This week’s largest shift comes from the Biden Administration, which added nearly $1 billion to its total costs tally, largely due to the USDA rule mentioned above. The most notable change from the previous administrations was a $176 million jump from the Trump Administration, which stemmed from two notable rules – one from the Federal Communications Commission and one from the EPA.


By Rose Laoutaris, Regulatory Policy Intern

This week, President Biden directs federal agencies to accelerate a transition to lower-emission vehicles.

In the August 10 edition of the Federal Register, the Executive Office of the President published Executive Order (EO) 14,037, Strengthening American Leadership in Clean Cars and Trucks.

The EO created a goal that by 2030, 50 percent of new passenger cars and light trucks sold should be zero-emission vehicles. Such vehicles include battery electric, plug-in hybrid electric, and fuel-cell electric vehicles.

The EO orders the EPA to begin working on rulemaking under the Clean Air Act to create multi-pollutant emissions standards, including standards for greenhouse gas emissions and light- and medium-duty vehicles that would begin in 2030, and oxides of nitrogen standards for heavy-duty engines and vehicles beginning with model year 2027 through at least 2030. The EO created targets for a notice of proposed rulemaking for rules surrounding standards  of nitrogen oxides for heavy-duty engines and vehicles to be issued by January 2022 and final rulemaking by December 2022. The target for final rulemakings surrounding rules on greenhouse gas emissions and light- and medium-duty vehicles is no later than July 2024.

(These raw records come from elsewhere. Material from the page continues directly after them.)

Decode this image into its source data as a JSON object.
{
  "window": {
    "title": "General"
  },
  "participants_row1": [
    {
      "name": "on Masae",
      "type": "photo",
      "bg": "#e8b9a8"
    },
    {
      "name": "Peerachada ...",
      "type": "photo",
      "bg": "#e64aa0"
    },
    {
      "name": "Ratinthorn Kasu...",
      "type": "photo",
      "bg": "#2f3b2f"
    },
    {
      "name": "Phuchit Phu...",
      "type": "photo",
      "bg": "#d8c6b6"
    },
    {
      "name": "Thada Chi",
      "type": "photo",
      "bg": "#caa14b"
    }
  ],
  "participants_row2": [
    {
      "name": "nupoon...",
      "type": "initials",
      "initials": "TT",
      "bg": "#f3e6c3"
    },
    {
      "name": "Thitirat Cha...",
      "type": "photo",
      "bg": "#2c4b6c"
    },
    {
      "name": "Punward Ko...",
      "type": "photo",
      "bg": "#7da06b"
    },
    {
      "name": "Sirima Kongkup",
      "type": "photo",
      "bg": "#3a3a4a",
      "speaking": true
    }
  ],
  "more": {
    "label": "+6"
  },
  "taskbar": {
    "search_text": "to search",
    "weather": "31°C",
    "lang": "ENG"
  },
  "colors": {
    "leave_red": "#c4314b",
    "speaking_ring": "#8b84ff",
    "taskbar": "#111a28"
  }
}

The EO also orders the Department of Transportation (DOT) to begin working on rulemaking under the Energy Independence and Security Act of 2007 to create fuel efficiency standards for passenger cars and light-duty trucks beginning with model year 2027 through at least model year 2030, and heavy-duty pickup trucks and vans beginning with model year 2028 through at least model year 2030. The target date set by the EO for final rulemakings surrounding these rules is also no later than July 2024.

Finally, the EO calls for the secretary of Transportation and the administrator of the EPA to work with the secretaries of Commerce, Labor, and Energy to achieve these goals, in addition to the state of California, which President Biden noted in the order as having “significant expertise and historical leadership…with respect to establishing emissions standards for light-, medium-, and heavy-duty vehicles.”


Since January 1, the federal government has published $152.6 billion in total net costs (with $17.6 billion in new costs from finalized rules) and 32.8 million hours of net annual paperwork burden increases (with 43.5 million hours in increases from final rules).